[If reading this by email, please tap the title at the top to open your browser for the best experience.]
Giotto, The Ascension of Jesus
The way that we envision the Ascension of Jesus is largely shaped by Luke’s Gospel, as well as by his book of Acts. As the Church’s liturgy observes and celebrates Luke’s presentation of this event, it occurs on the fortieth day after Easter Sunday, which always falls on a Thursday. With diminished weekday worship attendance in most churches, the feast of the Ascension is often observed on the following Sunday, on the Seventh Sunday of Easter. As Luke’s Gospel records the event,
[Jesus] led [the disciples] out as far as Bethany, and lifting up his hands he blessed them. While he blessed them, he parted from them and was carried up into heaven. And they worshiped him and returned to Jerusalem with great joy, and were continually in the temple blessing God.
In Acts, Luke presents a fuller account of
… the day when he was taken up…, [when] he presented himself alive to them… [H]e said to them, “… you will receive power when the Holy Spirit has come upon you, and you will be my witnesses in Jerusalem and in all Judea and Samaria, and to the end of the earth.” And when he had said these things, as they were looking on, he was lifted up, and a cloud took him out of their sight. And while they were gazing into heaven as he went, behold, two men stood by them in white robes, and said, “Men of Galilee, why do you stand looking into heaven? This Jesus, who was taken up from you into heaven, will come in the same way as you saw him go into heaven.”
Giotto beautifully portrays Jesus’ Ascension in a fresco found within the Scrovegni Chapel (also known as the Arena Chapel) in Padua, Italy. Giotto’s approach to painting proved pivotal in the transition within Western art from dependence upon Eastern Christian iconographic imagery toward a greater realism and sensitivity to ‘ordinary’ human life in this world. Unlike medieval and eastern Christian icons, which tend to be absorbed with expressing dimensions of the eternal, Giotto portrays a real event in the temporal lives of real people. Nevertheless, Giotto’s Ascension is clearly also attentive and faithful to the supernatural elements of the Luke-Acts descriptions of Jesus’ Ascension.
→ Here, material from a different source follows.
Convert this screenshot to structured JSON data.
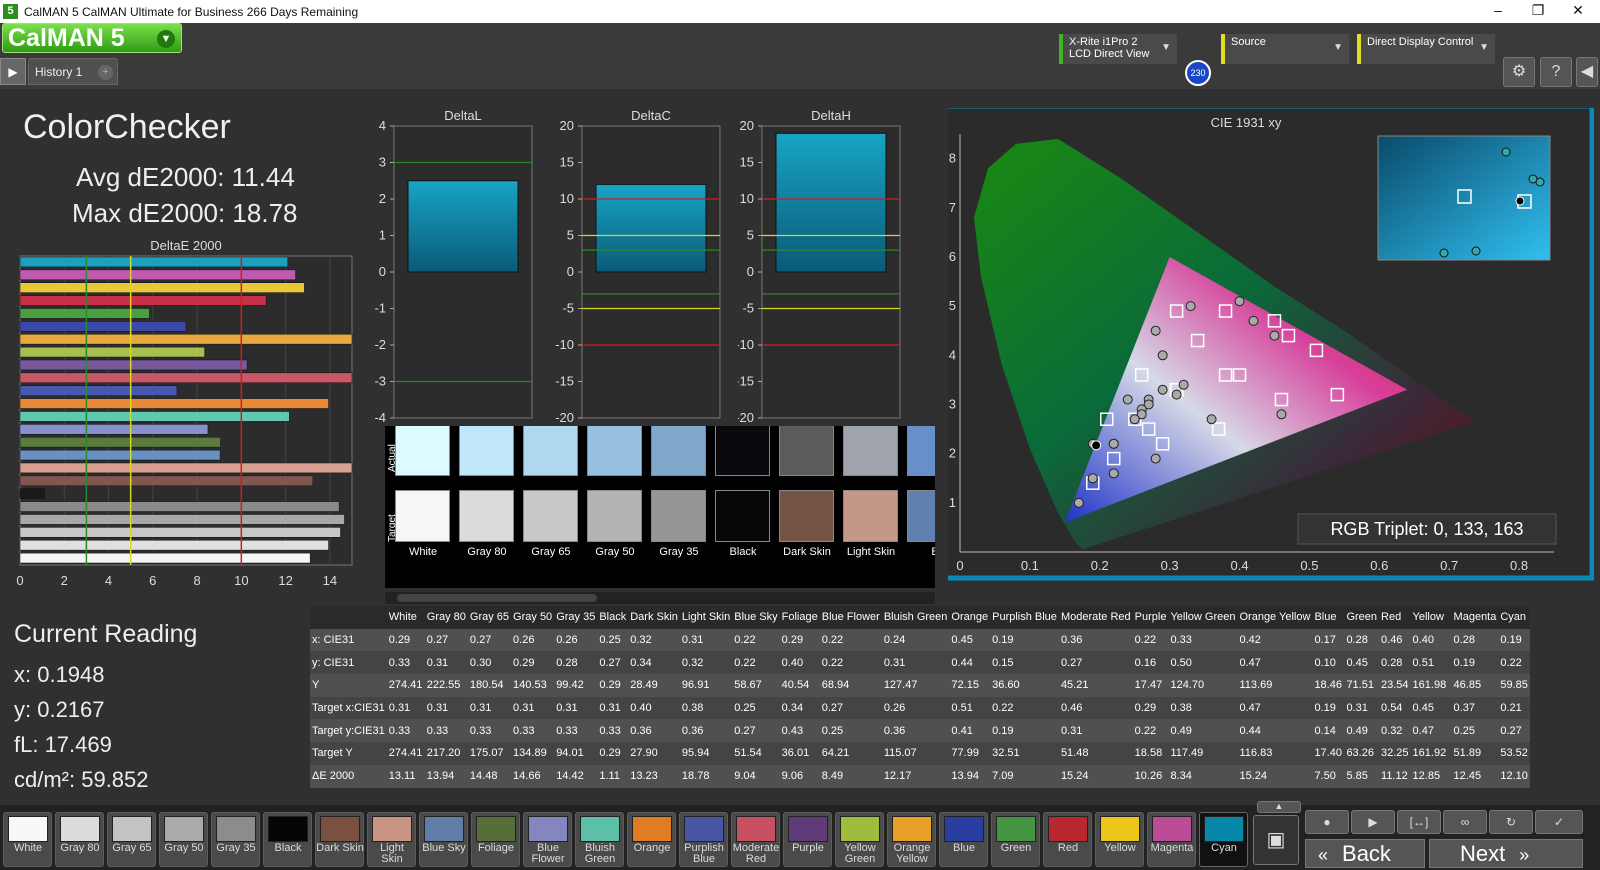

It has been observed that in these modern times, among the most neglected aspects of traditional Christian doctrine is a proper understanding of Jesus’ Ascension. This may be due to a contemporary proclivity to read the New Testament as if its significance is primarily ethical, while shying away from engagement with the metaphysical and the miraculous elements of the Gospel narratives.
A collect from The Book of Common Prayer helps us appreciate why the Ascension of Jesus continues to be a major feast of Our Lord on the Church’s calendar:
Almighty God, whose blessed Son our Savior Jesus Christ ascended far above all heavens that he might fill all things: Mercifully give us faith to perceive that, according to his promise, he abides with his Church on earth, even to the end of the ages; through Jesus Christ our Lord, who lives and reigns with you and the Holy Spirit, one God, in glory everlasting. (BCP:226)
Jesus ascended not so that he might withdraw from the world, making room as it were for the mission of the Holy Spirit. Instead, his Ascension marked his transition from being present at one time and in one place, to becoming present in all places all the time. Before his death, there were countless places where he was not. After his Ascension, there is no place where he is not. From being with only some of those who lived during his earthly years, he is with all of us now. And from having a particular presence and context for his ministry, Jesus in his Ascension transitioned to a universal presence for his continuing mission, so “that he might fill all things.”
Alleluia. Christ is Risen and Ascended! And in the Holy Spirit he is present everywhere and to all who might welcome him into our lives.
Thanks, Stephen, Your final paragraph presents Jesus’ Ascension in a way in which I had not thought of before. Thanks!